Now, according to natural justice, change—at least salutary change—comes about because of the just person, who looks to change the nomoi, not by reference to ideal justice, but by reforming the existing nomoi in a way that improves upon the existing political tradition. This change in individual judgment eventually becomes widespread enough to change the nomoi, and ultimately, though perhaps slowly and uncertainly, moves the society closer to something approximating ideal justice. For instance, refusing people opportunities and services based on an immutable characteristic was once an accepted and widely practiced social norm in the United States. But, over time, individual judgments about the evils of this practice consolidated to make this kind of discrimination one of the worst transgressions of a social norm one can commit.
The moral judgment of the just person alerts us to ways in which the nomoi are deficient, and therefore fall short of a standard of perfect justice that is imperfectly embedded in the institutions of a political tradition. But attempts to transform existing institutions to satisfy an ideal of justice can be quixotic or even dangerous if they are not grounded in the nomoi. We must balance contested ideals of justice with the very real risks of social change. This is one reason why just persons must argue for their reform proposals in public, and, if they are to be persuasive, ground their proposals in the ideals of a shared political tradition. Like Martin Luther King’s pronouncements on the evils of segregation—pronouncements which were deeply grounded in the highest ideals of the American political (and religious) tradition—such proposals have the power to reform the nomoi over time, if only they are heard and considered.

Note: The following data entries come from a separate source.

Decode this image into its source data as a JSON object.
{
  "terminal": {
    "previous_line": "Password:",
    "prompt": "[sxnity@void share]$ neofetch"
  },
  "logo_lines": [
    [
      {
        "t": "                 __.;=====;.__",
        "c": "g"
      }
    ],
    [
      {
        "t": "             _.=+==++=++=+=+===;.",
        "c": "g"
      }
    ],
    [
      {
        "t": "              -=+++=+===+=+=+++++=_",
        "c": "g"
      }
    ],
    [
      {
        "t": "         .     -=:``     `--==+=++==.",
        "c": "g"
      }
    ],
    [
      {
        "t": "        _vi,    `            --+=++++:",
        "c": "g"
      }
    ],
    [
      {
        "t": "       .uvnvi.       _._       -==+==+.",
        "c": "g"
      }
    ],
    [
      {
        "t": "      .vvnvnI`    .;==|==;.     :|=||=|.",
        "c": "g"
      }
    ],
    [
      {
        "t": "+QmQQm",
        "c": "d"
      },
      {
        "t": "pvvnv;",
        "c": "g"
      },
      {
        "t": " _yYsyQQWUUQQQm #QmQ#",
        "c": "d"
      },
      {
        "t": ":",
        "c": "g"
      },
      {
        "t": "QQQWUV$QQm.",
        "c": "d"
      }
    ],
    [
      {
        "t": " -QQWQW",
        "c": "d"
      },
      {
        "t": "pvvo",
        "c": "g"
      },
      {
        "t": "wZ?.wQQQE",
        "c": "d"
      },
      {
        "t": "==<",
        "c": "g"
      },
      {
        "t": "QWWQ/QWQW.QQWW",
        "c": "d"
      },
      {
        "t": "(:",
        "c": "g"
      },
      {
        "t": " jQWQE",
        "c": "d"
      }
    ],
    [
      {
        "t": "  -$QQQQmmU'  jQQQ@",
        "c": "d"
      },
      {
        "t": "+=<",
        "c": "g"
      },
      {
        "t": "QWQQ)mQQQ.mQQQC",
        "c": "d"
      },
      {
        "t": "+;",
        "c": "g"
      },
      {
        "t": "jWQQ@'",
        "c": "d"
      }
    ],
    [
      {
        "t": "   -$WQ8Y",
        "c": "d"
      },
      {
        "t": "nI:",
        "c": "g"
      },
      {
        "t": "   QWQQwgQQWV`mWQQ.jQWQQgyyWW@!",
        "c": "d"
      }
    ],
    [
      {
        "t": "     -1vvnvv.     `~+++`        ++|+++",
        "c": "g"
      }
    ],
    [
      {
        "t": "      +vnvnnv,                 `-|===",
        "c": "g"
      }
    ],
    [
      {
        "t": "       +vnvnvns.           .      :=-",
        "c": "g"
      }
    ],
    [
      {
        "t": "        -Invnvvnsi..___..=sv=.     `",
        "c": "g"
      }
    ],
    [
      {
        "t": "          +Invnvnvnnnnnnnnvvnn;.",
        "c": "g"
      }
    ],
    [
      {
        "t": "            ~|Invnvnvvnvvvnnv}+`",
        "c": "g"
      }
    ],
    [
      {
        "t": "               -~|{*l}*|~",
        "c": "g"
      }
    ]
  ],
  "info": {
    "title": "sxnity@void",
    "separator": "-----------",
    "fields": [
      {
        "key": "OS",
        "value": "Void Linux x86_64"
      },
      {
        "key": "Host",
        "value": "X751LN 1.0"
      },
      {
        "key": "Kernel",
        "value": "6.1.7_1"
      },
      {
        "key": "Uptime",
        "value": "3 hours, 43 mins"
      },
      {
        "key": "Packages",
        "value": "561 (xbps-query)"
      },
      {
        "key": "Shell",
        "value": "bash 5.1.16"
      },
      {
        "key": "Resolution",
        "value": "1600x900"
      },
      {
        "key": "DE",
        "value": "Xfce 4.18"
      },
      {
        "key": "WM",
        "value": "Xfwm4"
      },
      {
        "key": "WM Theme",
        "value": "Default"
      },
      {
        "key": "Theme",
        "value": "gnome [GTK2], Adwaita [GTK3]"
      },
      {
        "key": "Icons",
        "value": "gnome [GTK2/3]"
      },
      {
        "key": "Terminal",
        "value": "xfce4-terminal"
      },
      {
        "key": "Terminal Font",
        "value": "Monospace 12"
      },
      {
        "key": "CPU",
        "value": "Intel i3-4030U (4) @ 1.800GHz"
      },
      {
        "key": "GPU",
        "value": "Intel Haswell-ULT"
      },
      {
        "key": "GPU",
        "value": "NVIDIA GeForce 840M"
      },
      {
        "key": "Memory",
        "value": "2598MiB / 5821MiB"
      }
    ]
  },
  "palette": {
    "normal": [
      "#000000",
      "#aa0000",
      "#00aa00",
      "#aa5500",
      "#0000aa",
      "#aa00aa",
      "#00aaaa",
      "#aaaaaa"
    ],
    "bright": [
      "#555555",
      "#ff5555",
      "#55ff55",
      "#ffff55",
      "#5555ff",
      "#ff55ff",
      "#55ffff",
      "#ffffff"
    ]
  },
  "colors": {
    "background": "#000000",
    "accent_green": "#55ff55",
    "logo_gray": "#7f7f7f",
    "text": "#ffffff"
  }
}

The process of balancing justice with the vagaries of political and social change requires care and above all, practical wisdom (The ancient Greek’s phronesis), which determines both what the good is and how to achieve it. The distinguishing feature of natural justice is that it places the emphasis on reform from an initial place of conformity, rather than on the transformational change of social justice. On the one hand, insisting that institutions conform to an ideal of justice without paying attention to existing nomoi undermines the very institutions that make reform possible. On the other hand, maintaining manifestly unjust institutions for the sake of short-term stability can undermine the long-term legitimacy of existing institutions and fail to respond to the dynamic nature of a complex world. While there is no perfect balance between stability and change, and there are no guarantees that the just person will be successful in achieving a recognizably just (much less liberal) society, natural justice nevertheless locates justice in the actions of persons, rather than in the design of institutions.
This is why Socrates accepts his punishment and refuses to flee in the memorable scene from Plato’s Crito. Socrates accepts, as a matter of justice, the nomoi of his political tradition because they answer to an implicit standard of justice that he recognizes as a virtuous person. To flee punishment, even unjustly deserved, would be an act of injustice, and therefore is unacceptable to a just Socrates. In the aftermath of social justice, we should follow Socrates in seeking firm ground on the stable foundation of natural justice.